++++ Records for this task ++++

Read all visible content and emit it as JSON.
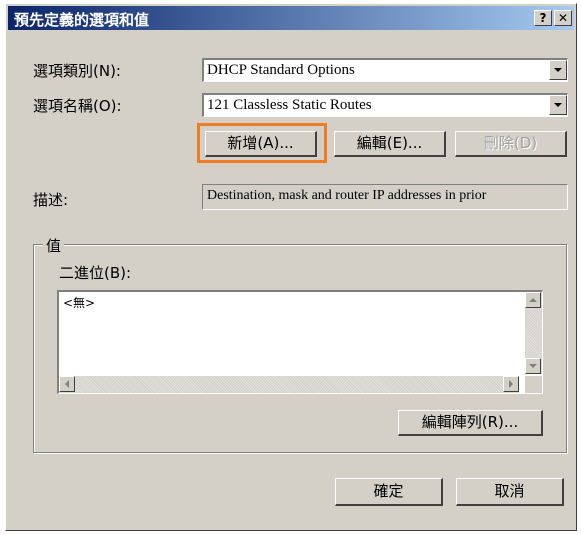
{
  "window": {
    "title": "預先定義的選項和值",
    "help_btn": "?",
    "close_btn": "✕"
  },
  "option_class": {
    "label": "選項類別(N):",
    "value": "DHCP Standard Options"
  },
  "option_name": {
    "label": "選項名稱(O):",
    "value": "121 Classless Static Routes"
  },
  "buttons": {
    "add": "新增(A)...",
    "edit": "編輯(E)...",
    "delete": "刪除(D)"
  },
  "description": {
    "label": "描述:",
    "value": "Destination, mask and router IP addresses in prior"
  },
  "value_group": {
    "title": "值",
    "binary_label": "二進位(B):",
    "binary_value": "<無>",
    "edit_array_button": "編輯陣列(R)..."
  },
  "footer": {
    "ok": "確定",
    "cancel": "取消"
  },
  "colors": {
    "highlight": "#f07c24",
    "titlebar": "#0a246a",
    "dialog_bg": "#d4d0c8"
  }
}
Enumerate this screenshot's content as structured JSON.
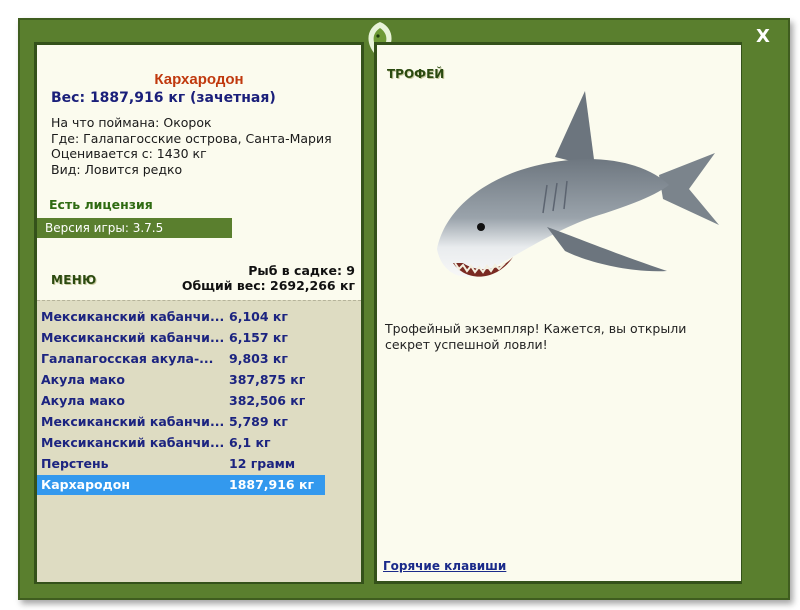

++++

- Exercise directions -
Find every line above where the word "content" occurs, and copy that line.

- Reply -
Read all visible content and emit it as JSON.
Enumerate this screenshot's content as structured JSON.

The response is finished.